China / Education

Migrant children learn a tough lesson

By Wang Xiaodong and Zhao Xinying (China Daily) Updated: 2016-02-25 08:23

 Migrant children learn a tough lesson

Students attend military training at Beijing's Dandelion School, a nonprofit institute for the children of migrant workers, in July. Zheng Liang / For China Daily

Population-control measures mean some big cities are making it increasingly difficult for the children of their least-privileged residents to enroll in the public school system, resulting in an exodus of students. Wang Xiaodong and Zhao Xinying report.

A long with Beijing's other primary and middle schools, the Dandelion School opened for a new semester on Tuesday. However, only 520 of the 549 registered students, all from migrant worker families, returned following the Spring Festival holiday, teacher Zhao Kai said.

"We learned that 23 students had transferred to other schools, mostly back in their hometowns, but the other six, mostly seventh-graders, did not return," Zhao said.

Founded in 2005, the school, which teaches grades seven through nine, is one of the few nonprofit educational establishments in the capital intended for the children of low-income migrant workers.

Zhao said it's becoming increasingly difficult for the students to enroll in Beijing's public high schools, which has resulted in some parents transferring their children to other areas before the end of their three years at the middle school in Daxing district.

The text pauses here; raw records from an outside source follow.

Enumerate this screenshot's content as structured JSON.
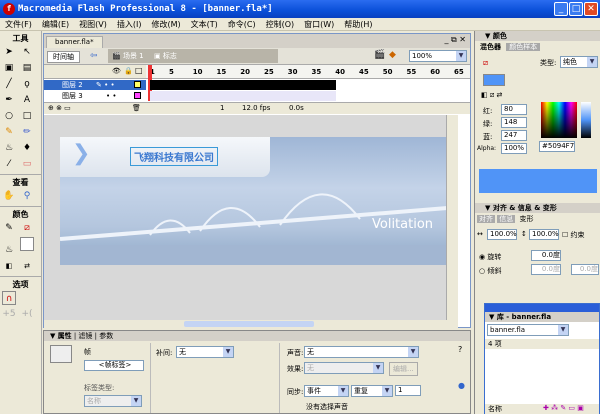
{
  "window": {
    "title": "Macromedia Flash Professional 8 - [banner.fla*]",
    "min": "_",
    "max": "□",
    "close": "✕"
  },
  "menu": [
    "文件(F)",
    "编辑(E)",
    "视图(V)",
    "插入(I)",
    "修改(M)",
    "文本(T)",
    "命令(C)",
    "控制(O)",
    "窗口(W)",
    "帮助(H)"
  ],
  "tools": {
    "title": "工具",
    "view": "查看",
    "colors": "颜色",
    "options": "选项"
  },
  "document": {
    "tab": "banner.fla*",
    "timeline_button": "时间轴",
    "scene": "场景 1",
    "symbol": "标志",
    "zoom": "100%"
  },
  "timeline": {
    "ruler": [
      "1",
      "5",
      "10",
      "15",
      "20",
      "25",
      "30",
      "35",
      "40",
      "45",
      "50",
      "55",
      "60",
      "65"
    ],
    "layers": [
      {
        "name": "图层 2",
        "selected": true,
        "color": "#ffff66"
      },
      {
        "name": "图层 3",
        "selected": false,
        "color": "#ff44ff"
      }
    ],
    "current_frame": "1",
    "fps": "12.0 fps",
    "time": "0.0s"
  },
  "stage": {
    "company": "飞翔科技有限公司",
    "tagline": "Volitation"
  },
  "properties": {
    "tabs": [
      "属性",
      "滤镜",
      "参数"
    ],
    "type": "帧",
    "frame_label_placeholder": "<帧标签>",
    "label_type_label": "标签类型:",
    "label_type": "名称",
    "tween_label": "补间:",
    "tween": "无",
    "sound_label": "声音:",
    "sound": "无",
    "effect_label": "效果:",
    "effect": "无",
    "edit_button": "编辑...",
    "sync_label": "同步:",
    "sync": "事件",
    "repeat": "重复",
    "repeat_count": "1",
    "no_sound": "没有选择声音"
  },
  "color_panel": {
    "title": "颜色",
    "tabs": [
      "混色器",
      "颜色样本"
    ],
    "type_label": "类型:",
    "type": "纯色",
    "red_label": "红:",
    "red": "80",
    "green_label": "绿:",
    "green": "148",
    "blue_label": "蓝:",
    "blue": "247",
    "alpha_label": "Alpha:",
    "alpha": "100%",
    "hex": "#5094F7",
    "swatch": "#5094f7"
  },
  "transform_panel": {
    "title": "对齐 & 信息 & 变形",
    "tabs": [
      "对齐",
      "信息",
      "变形"
    ],
    "width": "100.0%",
    "height": "100.0%",
    "constrain": "约束",
    "rotate_label": "旋转",
    "rotate": "0.0度",
    "skew_label": "倾斜",
    "skew_h": "0.0度",
    "skew_v": "0.0度"
  },
  "library": {
    "title": "库 - banner.fla",
    "file": "banner.fla",
    "count": "4 项",
    "name_col": "名称"
  }
}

Although the school always loses a few students at this time of year, Principal Zheng Hong fears that the number may decline further as conditions deteriorate in similar schools founded to educate children from poor migrant families.

"Years ago, some of our students could enroll in local high schools, but now it's becoming difficult for them to even gain admittance to Beijing's vocational schools," she said. "Last year, most of our graduates had to attend high schools in neighboring Beijing, such as Gu'an, Langfang and Yanjiao in Hebei province. For our graduates, the path to education is becoming narrower and narrower," she said. "Policies on schools such as ours are becoming tighter, and they keeping changing."

Qin Jijie, principal of Beijing Zhiquan School, also for migrant children, said the municipal government's policy of encouraging migrant workers to live in areas outside Beijing has had a big impact.

"In recent years, the number of schools like ours in Beijing has declined as student numbers have fallen," Qin said. "Inevitably, many of them will disappear."

Previous Page 1 2 3 4 Next Page

Hot Topics